■ Aim of the task: All of the records below need to be written out exactly, but without the pictures.

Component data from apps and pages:

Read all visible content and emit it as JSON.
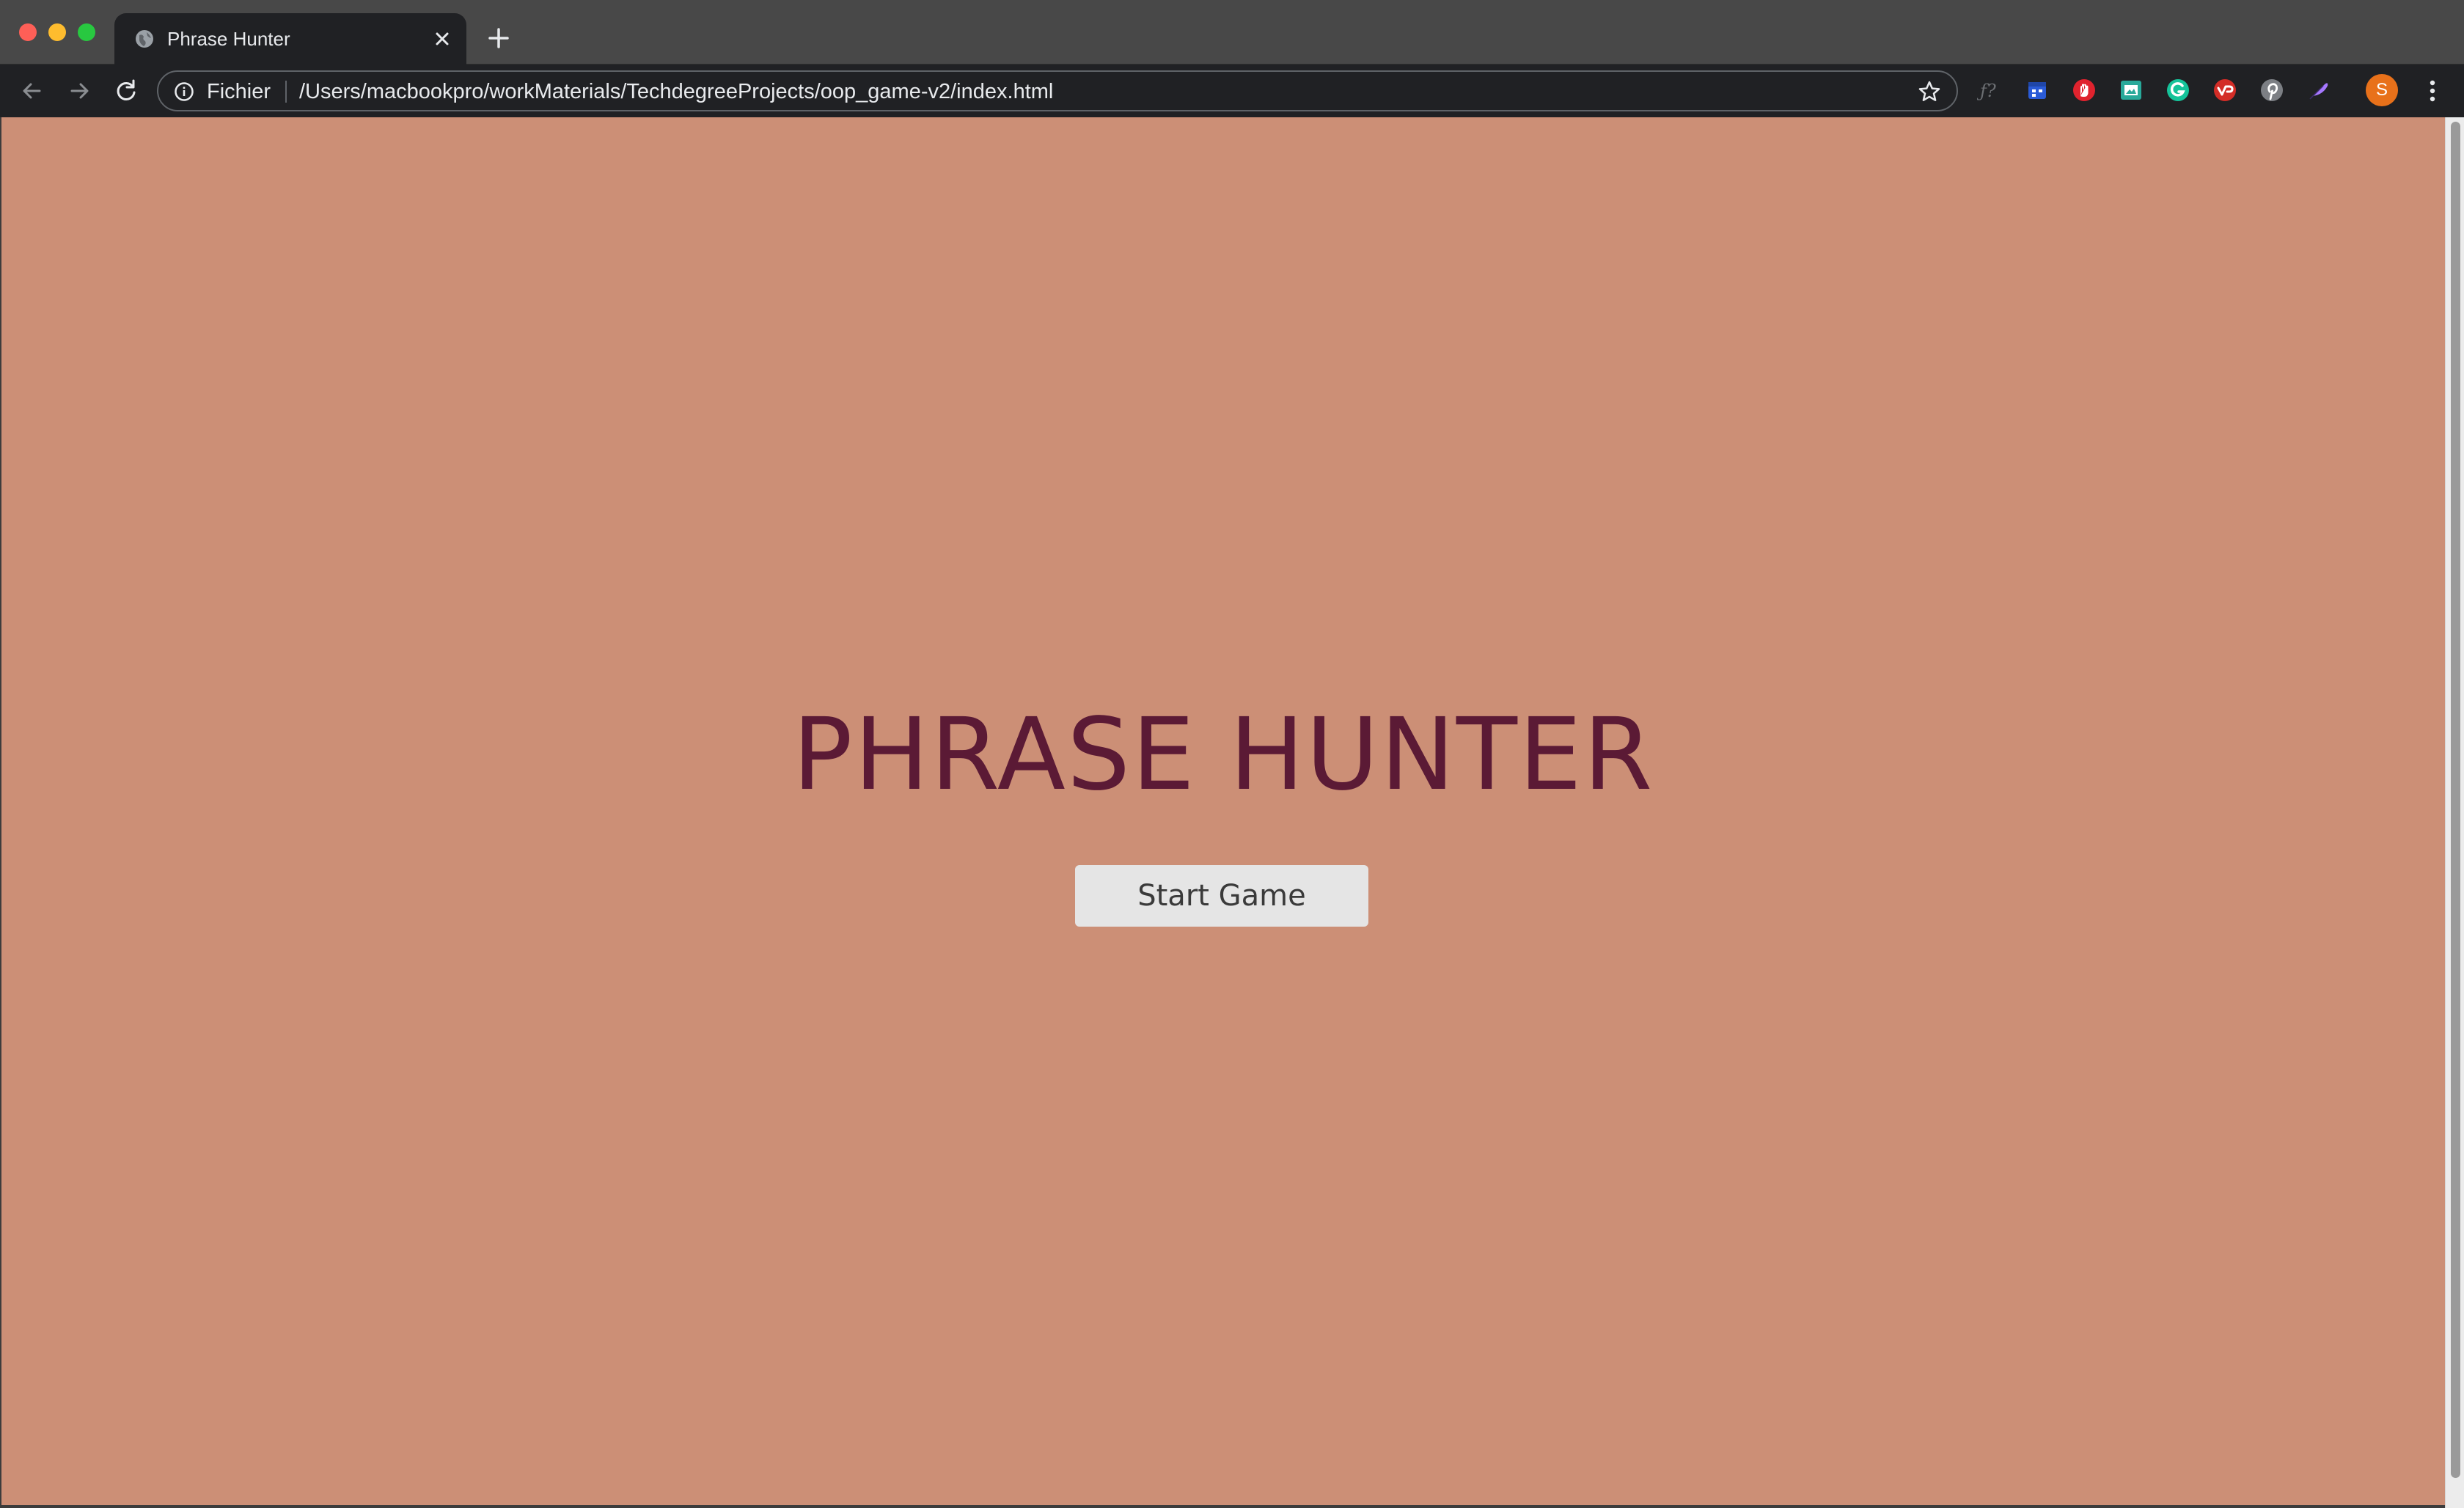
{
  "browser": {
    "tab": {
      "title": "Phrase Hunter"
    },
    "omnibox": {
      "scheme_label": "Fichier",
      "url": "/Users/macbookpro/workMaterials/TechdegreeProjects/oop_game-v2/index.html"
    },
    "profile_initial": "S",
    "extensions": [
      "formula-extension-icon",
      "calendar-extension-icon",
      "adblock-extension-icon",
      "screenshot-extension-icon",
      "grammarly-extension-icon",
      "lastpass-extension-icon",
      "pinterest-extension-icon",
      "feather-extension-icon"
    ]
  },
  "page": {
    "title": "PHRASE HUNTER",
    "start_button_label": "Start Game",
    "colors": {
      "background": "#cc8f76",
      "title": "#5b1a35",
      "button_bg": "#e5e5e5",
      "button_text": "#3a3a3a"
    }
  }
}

■ Answer to this exercise:
Read all visible content and emit it as JSON.
{
  "browser": {
    "tab": {
      "title": "Phrase Hunter"
    },
    "omnibox": {
      "scheme_label": "Fichier",
      "url": "/Users/macbookpro/workMaterials/TechdegreeProjects/oop_game-v2/index.html"
    },
    "profile_initial": "S",
    "extensions": [
      "formula-extension-icon",
      "calendar-extension-icon",
      "adblock-extension-icon",
      "screenshot-extension-icon",
      "grammarly-extension-icon",
      "lastpass-extension-icon",
      "pinterest-extension-icon",
      "feather-extension-icon"
    ]
  },
  "page": {
    "title": "PHRASE HUNTER",
    "start_button_label": "Start Game",
    "colors": {
      "background": "#cc8f76",
      "title": "#5b1a35",
      "button_bg": "#e5e5e5",
      "button_text": "#3a3a3a"
    }
  }
}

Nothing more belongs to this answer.